Rules & Fiction Part 1
Design vs. Play
Rules that declare are the ones people most consciously throw on the chopping block. Often for one of the following reasons:
1) Violates the group’s sense of the fiction (“We ‘randomly encounter’ a wyvern in the town? No way!”)
2) Goes against the group’s goals for the game (“Dying at 0 hitpoints means everyone is dying all the time… we’re changing it to -10”)
3) Simply has no purpose for the group and their goals for the game (Basically, Vincent’s “Don’t use it? You’ll lose it” thing)
Of course, all the above also get changed or chopped via GM Fiat and fudging, without anyone noticing or thinking anything about it. (In which case, maybe instead of group’s goals, you can substitute GM’s goals, in more problematic instances of play).
Rules that delegate usually get altered, ignored or removed in a different way.
The classic method is the game group trying out a new game and simply ignoring the delegative rules and instituting an end-run around them to reproduce the sort of play they always do. This is usually unconscious – they’re so used to playing a particular way that it never even occurs to them that they’re skipping or going directly against rules in the book.
This also applies in cases of Illusionism, railroading and GM Fiat- many games and roleplaying advice have normalized the idea of running roughshod over delegative rules about who controls characters that it’s rare for many gamers to even recognize that rules actually matter in this regard.
Rules and Responsibility

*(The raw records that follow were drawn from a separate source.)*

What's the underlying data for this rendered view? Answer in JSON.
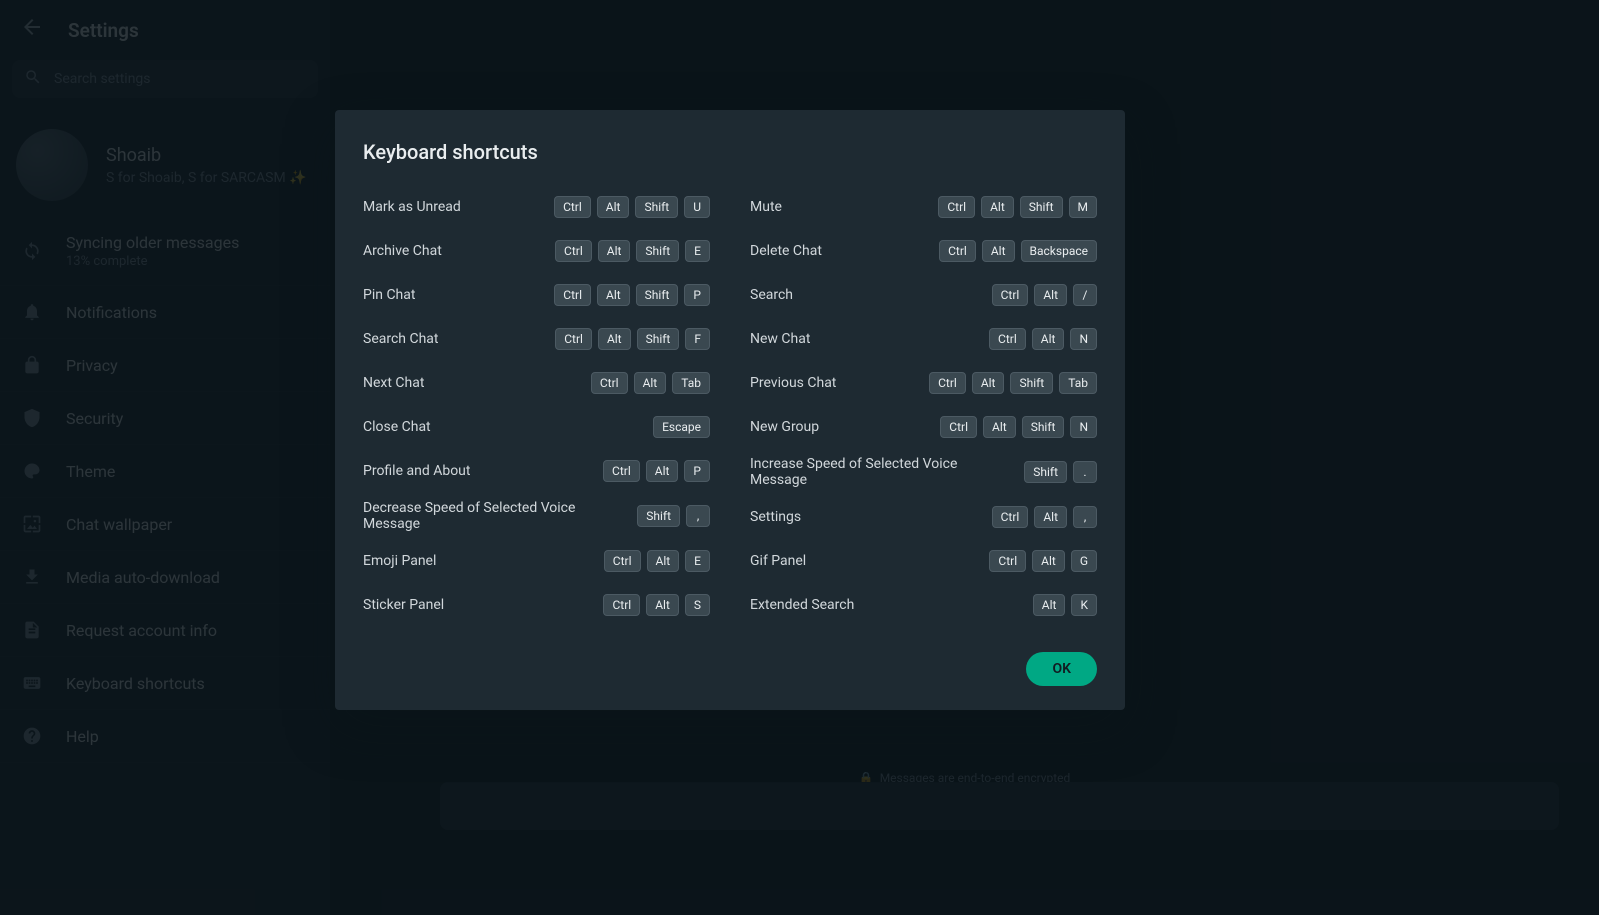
{
  "header": {
    "title": "Settings"
  },
  "search": {
    "placeholder": "Search settings"
  },
  "profile": {
    "name": "Shoaib",
    "status": "S for Shoaib, S for SARCASM ✨"
  },
  "settings_items": [
    {
      "icon": "sync",
      "label": "Syncing older messages",
      "sub": "13% complete"
    },
    {
      "icon": "bell",
      "label": "Notifications",
      "sub": ""
    },
    {
      "icon": "lock",
      "label": "Privacy",
      "sub": ""
    },
    {
      "icon": "shield",
      "label": "Security",
      "sub": ""
    },
    {
      "icon": "palette",
      "label": "Theme",
      "sub": ""
    },
    {
      "icon": "wallpaper",
      "label": "Chat wallpaper",
      "sub": ""
    },
    {
      "icon": "download",
      "label": "Media auto-download",
      "sub": ""
    },
    {
      "icon": "document",
      "label": "Request account info",
      "sub": ""
    },
    {
      "icon": "keyboard",
      "label": "Keyboard shortcuts",
      "sub": ""
    },
    {
      "icon": "help",
      "label": "Help",
      "sub": ""
    }
  ],
  "encryption": {
    "text": "Messages are end-to-end encrypted"
  },
  "modal": {
    "title": "Keyboard shortcuts",
    "ok_label": "OK",
    "left": [
      {
        "label": "Mark as Unread",
        "keys": [
          "Ctrl",
          "Alt",
          "Shift",
          "U"
        ]
      },
      {
        "label": "Archive Chat",
        "keys": [
          "Ctrl",
          "Alt",
          "Shift",
          "E"
        ]
      },
      {
        "label": "Pin Chat",
        "keys": [
          "Ctrl",
          "Alt",
          "Shift",
          "P"
        ]
      },
      {
        "label": "Search Chat",
        "keys": [
          "Ctrl",
          "Alt",
          "Shift",
          "F"
        ]
      },
      {
        "label": "Next Chat",
        "keys": [
          "Ctrl",
          "Alt",
          "Tab"
        ]
      },
      {
        "label": "Close Chat",
        "keys": [
          "Escape"
        ]
      },
      {
        "label": "Profile and About",
        "keys": [
          "Ctrl",
          "Alt",
          "P"
        ]
      },
      {
        "label": "Decrease Speed of Selected Voice Message",
        "keys": [
          "Shift",
          ","
        ]
      },
      {
        "label": "Emoji Panel",
        "keys": [
          "Ctrl",
          "Alt",
          "E"
        ]
      },
      {
        "label": "Sticker Panel",
        "keys": [
          "Ctrl",
          "Alt",
          "S"
        ]
      }
    ],
    "right": [
      {
        "label": "Mute",
        "keys": [
          "Ctrl",
          "Alt",
          "Shift",
          "M"
        ]
      },
      {
        "label": "Delete Chat",
        "keys": [
          "Ctrl",
          "Alt",
          "Backspace"
        ]
      },
      {
        "label": "Search",
        "keys": [
          "Ctrl",
          "Alt",
          "/"
        ]
      },
      {
        "label": "New Chat",
        "keys": [
          "Ctrl",
          "Alt",
          "N"
        ]
      },
      {
        "label": "Previous Chat",
        "keys": [
          "Ctrl",
          "Alt",
          "Shift",
          "Tab"
        ]
      },
      {
        "label": "New Group",
        "keys": [
          "Ctrl",
          "Alt",
          "Shift",
          "N"
        ]
      },
      {
        "label": "Increase Speed of Selected Voice Message",
        "keys": [
          "Shift",
          "."
        ]
      },
      {
        "label": "Settings",
        "keys": [
          "Ctrl",
          "Alt",
          ","
        ]
      },
      {
        "label": "Gif Panel",
        "keys": [
          "Ctrl",
          "Alt",
          "G"
        ]
      },
      {
        "label": "Extended Search",
        "keys": [
          "Alt",
          "K"
        ]
      }
    ]
  }
}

So, when we’re talking about this, we’re really just talking about where the fiction is created, right? Either the rules added something or someone at the table did.
That kind of responsibility rolls two ways for both designers and game groups.
Declarative rules are a great way to assign the responsibility to no player in particular – it removes the issues of the social weight of adding to the fiction by leaving it a mechanical aspect- “When should a character die?”, “What kind of bizarre antics should my character engage in while possessed by a Sumerian Age Cthonian Roach God?”
Delegative rules, on the other hand, are a great way to let players know exactly what their responsibility in play is: “Decide if the scene was Trust building or Intimacy building”, “Withhold dice when someone has broken their promise!” etc.
Declarative rules free players to a degree- you can be frustrated at the situation, or the events in the fiction, but you understand it’s like getting dealt a bad hand- it’s not a judgment or choice made by any other player – you don’t have to look at anyone and consider their motives or choices in it.
And, that lets the players focus on where they are responsible- where delegative rules ask them to input into the fiction and take responsibility for those choices. If you know your character is doomed at the end of the game, then there is no space to feel as if you “failed” or “lost” when that happens – the goalposts of successful play, of meaningful input, shift.
So first, a word on Zilchplay. I see Zilchplay happen mostly because a group gets together and, basically cannot agree on an actual direction of play AND also is afraid to deal with it. So everyone does nothing and hopes direction will magically “appear”.
With that in mind, Zilchplay requires the group to cut down both types of rules left and right; any declarative rules that might push play in a direction or force players to make choices must be cut out or fudged into impotency; all declarative rules get subsumed into the overall play requirement to not “unbalance” the game by pushing things in an actual direction.